Video Night in Kathmandu: And Other Reports from the Not-so-far East
by Pico Iyer

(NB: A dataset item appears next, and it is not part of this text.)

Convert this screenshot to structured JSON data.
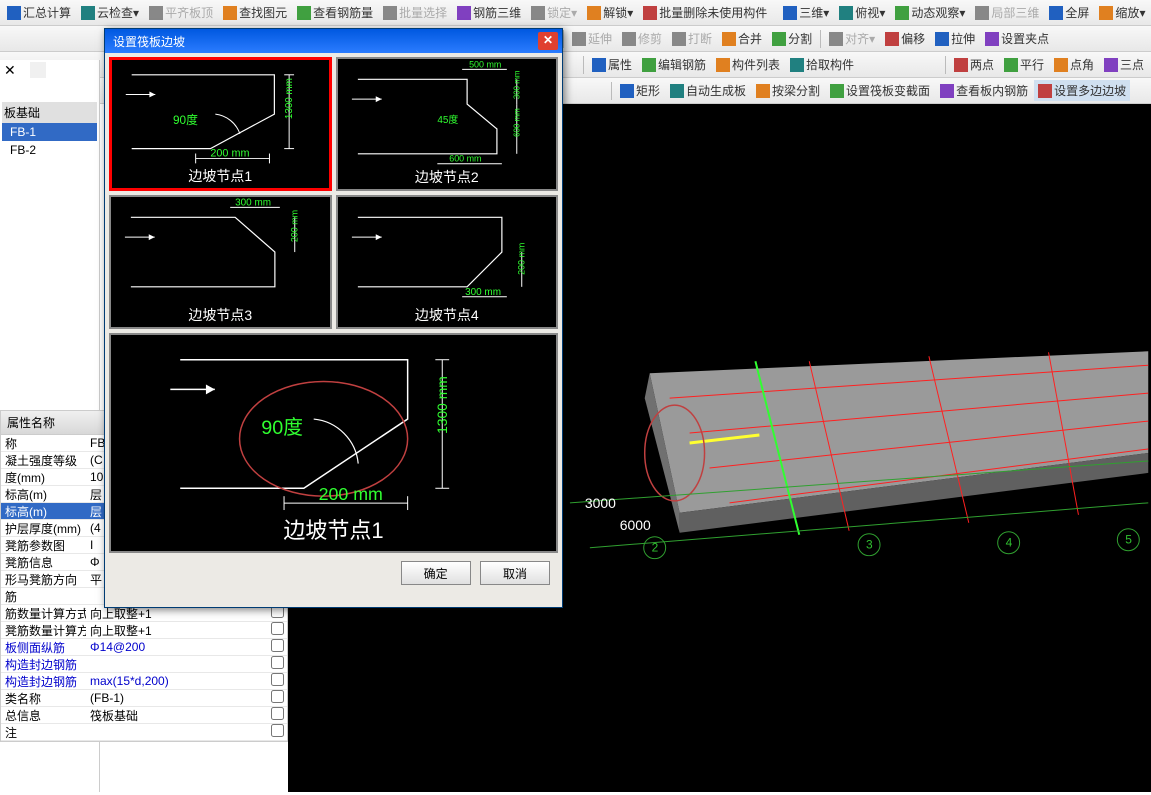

When Pico Iyer began his travels, he wanted to know how Rambo conquered Asia. Why did Dire Straits blast out over Hiroshima, Bruce Springsteen over ... Show synopsis When Pico Iyer began his travels, he wanted to know how Rambo conquered Asia. Why did Dire Straits blast out over Hiroshima, Bruce Springsteen over Bali and Madonna over all? If he was eager to learn where East meets West, how pop culture and imperialism penetrated through the world's most ancient civilisations, then the truths he began to uncover were more startling, more subtle, more complex than he ever anticipated. Who was hustling whom? When did this pursuit of illusions and vested interests, with it's curious mix of innocence and calculation, turn from confrontation into the mating dance? Iyer travelled to Bali where despite tourism he realised that Paradise might not be lost after all. He checked on how Tibet was faring as the word's last secret to be revealed to full view. In Nepal, he saw how the Dharma path met Freak Street, and witnessed in China how doors locked to trade were thrown open with breathless courtesy. This is a world where the movie star has become a god and Rajiv Gandhi a celluloid hero, and to travel with Iyer is to experience the seductions and ironies of today's Asian cultures - and our own.